Then came a drink and she hollered to the dining room, where the children were seated, “Kids what do you want to drink Orange or Apple [juice]?” to which one of the children shouts “apple”. The mother knowing that the other will want orange pours this in the second beaker, but in doing so notes “there’s not much left!”

From this observation of daily life we might glean the following facts:

  • Some mothers are very organised and engaged in what they give their children for breakfast
  • Some households buy both orange and apple juice
  • Some mothers offer a choice of juice drinks for their children at breakfast time
  • Some mothers aren’t aware of how much juice has been consumed by the household

Being wrapped up in a scenario it is perhaps easier to consider the ramifications of these snippets of information. However often information is not gathered in a contextual way but comes from multiple sources.

For example

  • From a lifestyle survey we may establish the percentage of mothers concerned with what their children eat at breakfast
  • In loyalty card data we may find the number of households which purchase both apple and orange juice
  • In focus groups we may learn that mothers like to offer their children a choice of drink
  • Through a category usage and attitudes survey way may find that a proportion of main shoppers for a household don’t know how much orange juice they collectively consume

These are all facts in their own right but when put together they paint a picture that helps us to identify a potential problem, rather like the clues that a detective follows to catch his man.

This is the first step to developing an insight.

A next useful step is an attempt to condense this understanding into a simple statement.

In our example this may read:

“I am in the habit of giving my children a choice of fruit juice in the morning but I am not in the habit of making sure I have a variety in stock”

With the use of the word “but” the statement reveals a tension which pin points the heart of an unmet consumer need.

The final test we must put in place is to question the relevance and value that may be created in addressing the unmet need revealed by the insight.
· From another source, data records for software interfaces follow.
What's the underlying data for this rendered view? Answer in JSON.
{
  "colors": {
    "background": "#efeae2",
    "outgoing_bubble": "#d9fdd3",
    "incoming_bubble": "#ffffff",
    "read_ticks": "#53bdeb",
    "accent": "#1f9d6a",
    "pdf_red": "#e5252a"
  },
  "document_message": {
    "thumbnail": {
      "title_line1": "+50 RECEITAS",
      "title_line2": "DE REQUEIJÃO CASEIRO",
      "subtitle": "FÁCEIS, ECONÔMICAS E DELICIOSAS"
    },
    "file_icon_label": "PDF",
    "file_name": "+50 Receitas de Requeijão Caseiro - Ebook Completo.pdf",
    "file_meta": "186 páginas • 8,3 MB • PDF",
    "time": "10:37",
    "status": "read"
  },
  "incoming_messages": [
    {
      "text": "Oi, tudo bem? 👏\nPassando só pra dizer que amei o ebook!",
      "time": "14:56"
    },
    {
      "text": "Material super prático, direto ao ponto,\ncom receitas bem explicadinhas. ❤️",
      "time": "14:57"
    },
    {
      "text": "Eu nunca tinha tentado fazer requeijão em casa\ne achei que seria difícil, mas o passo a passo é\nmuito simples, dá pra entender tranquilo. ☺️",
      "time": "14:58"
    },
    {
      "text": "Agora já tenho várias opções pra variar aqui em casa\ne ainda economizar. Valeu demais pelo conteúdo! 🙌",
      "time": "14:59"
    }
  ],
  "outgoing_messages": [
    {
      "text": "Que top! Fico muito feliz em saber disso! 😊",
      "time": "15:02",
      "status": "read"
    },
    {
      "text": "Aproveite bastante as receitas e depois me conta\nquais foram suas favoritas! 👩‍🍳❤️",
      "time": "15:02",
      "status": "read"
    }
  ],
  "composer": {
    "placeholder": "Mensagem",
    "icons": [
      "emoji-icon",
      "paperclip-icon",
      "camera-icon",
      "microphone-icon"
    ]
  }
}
So, we might ask ourselves

  1. What would have happened if the first child had chosen orange as well?
  2. A mini drama about orange juice?

This allows us to truly understand if we are solving a problem that needs to be solved and furthermore gives us a “reason to believe” that can be used in marketing communications in order to promote the USP that we are developing.

In response to our insight we may choose to change the packaging of the juice so there is a transparent window or gauge to tell mum how much juice there is left in the carton and prompt replenishment.

Additionally, we may adopt in-store marketing activity to encourage mum to pick up another carton by prompting the question “Got enough juice for breakfast?”

For the brand taking these actions the commercial implications may well lead to increased purchase frequency and greater sales.

For a research agency commissioned to conduct a study the task of delivering insight can be difficult as it is seldom exposed to previously collected information with which to contextualise the information it is charged with gathering. Furthermore, without a knowledge of how an insight is to be used it is difficult to evaluate how valuable and relevant the information being gathered will be.

As a shopper marketing agency we often find ourselves in the position of being presented with multiple research studies by our clients with a view to finding the insights which will help to shape a campaign. This puts us in an enviable position, with access to all the gathered information, a purpose to which an insight is to be applied and the means to realise a solution based on these new-found understandings, we are able to put the information that has been gathered to work and generate a return on all that research endeavour.